I just submitted an application to be part of the Institute on Science for Global Policy’s Climate Change Arctic Program, possibly for the second time.
Several months ago, there was an article in the Tampa Bay Times about the excursion and how it would include 15 residents from Pinellas County. While the program piqued my interest, I think I only half-heartedly completed the application, I might not have even submitted a complete response, which made today’s email from one of the local leaders regarding conference planning that much more surprising.
Here’s a bit more detail about the program. Throughout 2015, the institute (ISGP) will hold conferences in various U.S. and Norwegian communities with a focus on how climate change will affect personal and community choices. The conferences will allow regular-ole-citizens like me to debate and converse with scientists and policy experts. In 2016, one hundred of these conference participants will be invited to sail on board a Lindblad National Geographic Expeditions vessel on a trip to the Arctic.

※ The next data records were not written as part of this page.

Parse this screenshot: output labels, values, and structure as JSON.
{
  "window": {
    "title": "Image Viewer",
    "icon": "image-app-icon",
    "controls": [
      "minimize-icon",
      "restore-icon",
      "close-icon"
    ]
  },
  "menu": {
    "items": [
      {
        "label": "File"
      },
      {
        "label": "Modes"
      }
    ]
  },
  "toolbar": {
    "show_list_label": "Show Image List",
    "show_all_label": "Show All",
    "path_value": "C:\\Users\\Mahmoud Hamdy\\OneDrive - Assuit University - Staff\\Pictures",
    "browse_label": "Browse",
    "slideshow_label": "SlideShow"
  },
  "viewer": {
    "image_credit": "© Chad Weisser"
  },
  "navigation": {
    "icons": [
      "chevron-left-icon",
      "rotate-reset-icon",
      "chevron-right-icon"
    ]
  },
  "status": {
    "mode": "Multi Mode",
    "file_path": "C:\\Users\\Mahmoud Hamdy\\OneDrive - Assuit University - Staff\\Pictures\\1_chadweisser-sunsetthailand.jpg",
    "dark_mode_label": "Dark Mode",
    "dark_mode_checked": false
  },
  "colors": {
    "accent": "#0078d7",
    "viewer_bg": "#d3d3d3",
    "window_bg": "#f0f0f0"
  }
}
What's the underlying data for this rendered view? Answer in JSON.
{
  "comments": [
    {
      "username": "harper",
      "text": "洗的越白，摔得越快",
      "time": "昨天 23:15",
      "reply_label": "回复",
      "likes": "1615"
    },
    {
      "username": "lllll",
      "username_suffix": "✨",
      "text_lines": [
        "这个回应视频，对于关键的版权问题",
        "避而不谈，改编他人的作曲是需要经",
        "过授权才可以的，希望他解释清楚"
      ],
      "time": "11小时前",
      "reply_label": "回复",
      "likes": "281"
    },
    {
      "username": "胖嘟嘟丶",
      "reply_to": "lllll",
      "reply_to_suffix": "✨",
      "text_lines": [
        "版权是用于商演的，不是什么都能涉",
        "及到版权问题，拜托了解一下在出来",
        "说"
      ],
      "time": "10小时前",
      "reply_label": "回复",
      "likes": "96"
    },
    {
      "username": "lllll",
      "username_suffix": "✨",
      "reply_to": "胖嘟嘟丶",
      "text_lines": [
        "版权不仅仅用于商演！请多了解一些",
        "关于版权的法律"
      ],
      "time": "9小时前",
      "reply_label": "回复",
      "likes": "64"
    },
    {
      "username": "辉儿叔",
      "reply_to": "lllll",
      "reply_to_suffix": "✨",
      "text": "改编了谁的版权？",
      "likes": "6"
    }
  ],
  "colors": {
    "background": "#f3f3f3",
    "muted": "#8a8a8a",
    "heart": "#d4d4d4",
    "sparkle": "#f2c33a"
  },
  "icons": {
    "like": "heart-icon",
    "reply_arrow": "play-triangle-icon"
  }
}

Without a doubt, it’s the chance to travel to the Arctic that is most exciting for me. In researching some travel destinations, I had come across a cruise to the Antarctic (other side of the world, I know), and I thought it was absolutely fascinating. However, as I researched further, I discovered that these cruises are contributing to the destruction of an already fragile environment, and as a person who wants to travel responsibly, I crossed that destination off the list. To have the opportunity to visit a place on the planet like this, and with scientists specializing in climate change, is honest-to-goodness a once-in-a-lifetime opportunity.
The lead-up to the trip, the conferences in 2015, will include debates with those scientists. The ISGP is looking for a variety of viewpoints to include on their arctic expedition, and I’m suspecting these conferences, with their discussions, will be used to flush those opinions out. I’m not at all certain where I’ll fall within the spectrum of conference attendees. I remember learning about climate change in the third grade, but being told by Mrs. Morris that I didn’t need to worry, because any effects were a good 50 years away. Here it is almost 30 years later, and I do worry. I worry about our house, our neighborhood, our city, and our state. Florida is such a vulnerable region and to be living on the peninsula within the peninsula makes it doubly so. On a more emotionally charged level, I struggle with the idea of having children in a world that could change so drastically in the matter of a single generation. Could I handle the guilt of bringing a child into the world if that world is destined to go down the crapper?
So I’m looking forward to the conference, which according to today’s email will be in October. Could it be a coincidence that I started this blog AND got a gift subscription to Scientific American for Christmas AND made it on the ISGP’s email list (even if I didn’t complete the full application the first time around)?
Let’s hope not.